• [Your objective]
Every line below containing the word "number" should be found and copied.
┌─ Source records
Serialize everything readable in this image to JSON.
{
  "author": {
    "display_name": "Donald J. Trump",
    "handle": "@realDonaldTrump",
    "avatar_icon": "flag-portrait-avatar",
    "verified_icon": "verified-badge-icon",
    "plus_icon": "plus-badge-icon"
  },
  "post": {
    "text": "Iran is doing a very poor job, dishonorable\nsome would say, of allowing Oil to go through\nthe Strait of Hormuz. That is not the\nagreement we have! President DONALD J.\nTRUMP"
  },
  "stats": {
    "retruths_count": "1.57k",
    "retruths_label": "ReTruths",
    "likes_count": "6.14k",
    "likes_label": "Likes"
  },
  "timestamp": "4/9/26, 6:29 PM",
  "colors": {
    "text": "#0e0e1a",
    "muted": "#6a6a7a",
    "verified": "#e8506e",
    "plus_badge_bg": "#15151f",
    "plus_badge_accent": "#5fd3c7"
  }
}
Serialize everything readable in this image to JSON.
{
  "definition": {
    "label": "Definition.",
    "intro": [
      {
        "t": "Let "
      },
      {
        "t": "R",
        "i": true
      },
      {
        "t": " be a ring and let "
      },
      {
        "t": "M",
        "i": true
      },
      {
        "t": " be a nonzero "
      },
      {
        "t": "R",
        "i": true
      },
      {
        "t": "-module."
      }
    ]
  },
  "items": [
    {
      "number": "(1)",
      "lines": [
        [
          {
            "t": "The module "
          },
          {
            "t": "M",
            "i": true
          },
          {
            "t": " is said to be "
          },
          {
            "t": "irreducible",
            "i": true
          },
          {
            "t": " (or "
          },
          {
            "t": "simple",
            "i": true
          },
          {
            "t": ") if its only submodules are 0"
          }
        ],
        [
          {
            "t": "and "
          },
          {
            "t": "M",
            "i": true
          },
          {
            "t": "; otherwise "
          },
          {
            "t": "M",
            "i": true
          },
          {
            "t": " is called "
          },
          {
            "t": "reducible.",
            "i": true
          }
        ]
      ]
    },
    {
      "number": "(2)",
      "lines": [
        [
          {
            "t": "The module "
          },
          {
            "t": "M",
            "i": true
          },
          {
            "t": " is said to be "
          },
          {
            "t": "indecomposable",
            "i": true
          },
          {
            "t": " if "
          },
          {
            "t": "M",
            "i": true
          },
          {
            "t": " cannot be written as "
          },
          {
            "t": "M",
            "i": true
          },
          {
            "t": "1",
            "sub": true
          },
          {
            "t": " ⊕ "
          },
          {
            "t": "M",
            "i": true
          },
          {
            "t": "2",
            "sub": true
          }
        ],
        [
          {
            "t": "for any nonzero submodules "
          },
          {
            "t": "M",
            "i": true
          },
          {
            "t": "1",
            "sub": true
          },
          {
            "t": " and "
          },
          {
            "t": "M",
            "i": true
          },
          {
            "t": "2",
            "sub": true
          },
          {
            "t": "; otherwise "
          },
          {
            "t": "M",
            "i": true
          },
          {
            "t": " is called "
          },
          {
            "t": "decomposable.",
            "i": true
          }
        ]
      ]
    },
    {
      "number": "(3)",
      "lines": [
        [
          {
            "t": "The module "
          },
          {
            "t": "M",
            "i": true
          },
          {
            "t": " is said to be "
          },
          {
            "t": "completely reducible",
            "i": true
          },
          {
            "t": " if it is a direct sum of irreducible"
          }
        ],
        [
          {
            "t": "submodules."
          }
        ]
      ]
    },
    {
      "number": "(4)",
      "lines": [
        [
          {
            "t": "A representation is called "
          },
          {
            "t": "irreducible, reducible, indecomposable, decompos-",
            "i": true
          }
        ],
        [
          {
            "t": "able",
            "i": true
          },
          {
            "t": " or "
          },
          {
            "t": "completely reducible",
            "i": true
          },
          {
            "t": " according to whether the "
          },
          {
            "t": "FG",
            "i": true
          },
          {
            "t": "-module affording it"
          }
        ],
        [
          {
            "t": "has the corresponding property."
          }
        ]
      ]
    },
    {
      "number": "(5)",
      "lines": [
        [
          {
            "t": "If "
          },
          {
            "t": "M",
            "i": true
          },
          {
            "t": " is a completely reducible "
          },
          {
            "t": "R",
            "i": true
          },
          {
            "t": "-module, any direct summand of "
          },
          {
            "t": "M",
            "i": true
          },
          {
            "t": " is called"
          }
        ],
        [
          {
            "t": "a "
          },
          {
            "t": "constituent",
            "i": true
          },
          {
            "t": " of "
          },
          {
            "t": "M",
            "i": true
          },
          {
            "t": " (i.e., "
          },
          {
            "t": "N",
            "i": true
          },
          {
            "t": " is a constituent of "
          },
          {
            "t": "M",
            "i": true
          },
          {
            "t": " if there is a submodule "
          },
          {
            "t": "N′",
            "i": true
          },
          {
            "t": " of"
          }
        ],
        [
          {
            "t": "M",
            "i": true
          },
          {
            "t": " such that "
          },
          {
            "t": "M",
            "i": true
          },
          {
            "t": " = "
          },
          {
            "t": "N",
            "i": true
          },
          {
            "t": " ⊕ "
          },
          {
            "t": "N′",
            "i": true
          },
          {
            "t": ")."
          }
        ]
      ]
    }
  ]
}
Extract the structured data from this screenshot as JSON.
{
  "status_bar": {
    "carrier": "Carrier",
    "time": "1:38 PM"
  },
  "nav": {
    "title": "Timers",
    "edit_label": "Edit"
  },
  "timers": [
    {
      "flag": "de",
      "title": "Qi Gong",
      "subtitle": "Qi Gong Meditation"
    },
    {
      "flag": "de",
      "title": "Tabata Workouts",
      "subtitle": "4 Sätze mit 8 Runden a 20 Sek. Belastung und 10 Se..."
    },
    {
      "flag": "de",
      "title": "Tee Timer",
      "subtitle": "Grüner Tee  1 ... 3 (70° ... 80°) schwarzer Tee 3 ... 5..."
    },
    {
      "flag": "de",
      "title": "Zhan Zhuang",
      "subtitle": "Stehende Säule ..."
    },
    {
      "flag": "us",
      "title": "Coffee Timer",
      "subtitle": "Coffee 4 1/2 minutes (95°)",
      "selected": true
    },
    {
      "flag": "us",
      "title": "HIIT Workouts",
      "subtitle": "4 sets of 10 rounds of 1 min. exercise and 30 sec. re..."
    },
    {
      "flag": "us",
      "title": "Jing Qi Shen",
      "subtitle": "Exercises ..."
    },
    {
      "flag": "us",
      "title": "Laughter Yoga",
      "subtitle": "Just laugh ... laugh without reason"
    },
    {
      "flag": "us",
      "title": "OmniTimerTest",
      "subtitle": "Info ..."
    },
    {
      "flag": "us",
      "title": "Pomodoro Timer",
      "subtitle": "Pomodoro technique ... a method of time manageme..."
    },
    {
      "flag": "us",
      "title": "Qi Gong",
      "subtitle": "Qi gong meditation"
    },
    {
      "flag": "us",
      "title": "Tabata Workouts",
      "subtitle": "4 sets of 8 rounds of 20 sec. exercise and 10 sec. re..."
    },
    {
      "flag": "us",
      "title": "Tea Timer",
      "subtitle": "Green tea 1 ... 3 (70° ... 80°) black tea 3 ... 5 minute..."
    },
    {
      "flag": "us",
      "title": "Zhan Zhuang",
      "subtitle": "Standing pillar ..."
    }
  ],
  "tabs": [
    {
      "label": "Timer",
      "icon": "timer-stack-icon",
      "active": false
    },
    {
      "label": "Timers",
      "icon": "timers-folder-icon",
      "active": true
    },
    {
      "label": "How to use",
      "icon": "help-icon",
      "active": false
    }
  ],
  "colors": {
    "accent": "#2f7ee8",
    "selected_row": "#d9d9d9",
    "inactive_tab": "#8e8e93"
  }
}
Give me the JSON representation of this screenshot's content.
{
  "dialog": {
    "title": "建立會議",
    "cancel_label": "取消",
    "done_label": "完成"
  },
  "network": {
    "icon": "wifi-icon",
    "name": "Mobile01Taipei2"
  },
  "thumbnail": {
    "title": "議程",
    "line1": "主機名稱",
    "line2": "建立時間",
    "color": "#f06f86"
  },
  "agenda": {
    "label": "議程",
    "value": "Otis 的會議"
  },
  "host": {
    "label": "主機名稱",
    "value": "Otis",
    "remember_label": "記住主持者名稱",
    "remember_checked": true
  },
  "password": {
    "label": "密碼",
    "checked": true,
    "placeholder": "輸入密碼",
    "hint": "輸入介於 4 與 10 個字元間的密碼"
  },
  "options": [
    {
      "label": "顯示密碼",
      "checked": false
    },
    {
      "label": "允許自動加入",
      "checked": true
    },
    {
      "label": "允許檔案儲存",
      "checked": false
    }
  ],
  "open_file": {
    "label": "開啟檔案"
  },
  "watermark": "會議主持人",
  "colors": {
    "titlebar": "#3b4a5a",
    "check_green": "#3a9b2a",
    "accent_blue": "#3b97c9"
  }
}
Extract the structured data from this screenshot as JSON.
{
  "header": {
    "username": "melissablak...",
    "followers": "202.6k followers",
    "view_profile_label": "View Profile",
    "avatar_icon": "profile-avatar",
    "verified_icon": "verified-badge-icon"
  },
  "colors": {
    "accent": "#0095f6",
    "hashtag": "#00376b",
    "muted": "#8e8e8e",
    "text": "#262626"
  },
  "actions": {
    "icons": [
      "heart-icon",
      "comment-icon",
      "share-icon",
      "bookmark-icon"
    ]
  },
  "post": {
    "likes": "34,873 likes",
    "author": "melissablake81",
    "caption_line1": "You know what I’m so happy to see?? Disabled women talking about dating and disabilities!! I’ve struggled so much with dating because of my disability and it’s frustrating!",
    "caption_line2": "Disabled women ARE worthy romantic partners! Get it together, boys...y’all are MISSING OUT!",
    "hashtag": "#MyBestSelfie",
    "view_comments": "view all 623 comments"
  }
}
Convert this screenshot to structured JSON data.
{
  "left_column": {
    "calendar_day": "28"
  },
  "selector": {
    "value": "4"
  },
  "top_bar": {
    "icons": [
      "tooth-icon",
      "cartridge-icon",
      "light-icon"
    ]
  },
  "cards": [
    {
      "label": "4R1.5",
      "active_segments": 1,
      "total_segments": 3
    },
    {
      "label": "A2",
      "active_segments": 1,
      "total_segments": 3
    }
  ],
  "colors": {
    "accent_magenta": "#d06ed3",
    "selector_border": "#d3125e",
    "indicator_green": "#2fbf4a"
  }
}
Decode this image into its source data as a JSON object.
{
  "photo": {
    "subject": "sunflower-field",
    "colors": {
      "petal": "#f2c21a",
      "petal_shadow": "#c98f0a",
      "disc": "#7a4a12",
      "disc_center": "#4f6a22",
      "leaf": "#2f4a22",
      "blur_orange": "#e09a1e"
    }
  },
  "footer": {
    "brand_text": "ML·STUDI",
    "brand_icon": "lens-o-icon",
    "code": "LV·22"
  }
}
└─
• [Your solution]
      "number": "(1)",
      "number": "(2)",
      "number": "(3)",
      "number": "(4)",
      "number": "(5)",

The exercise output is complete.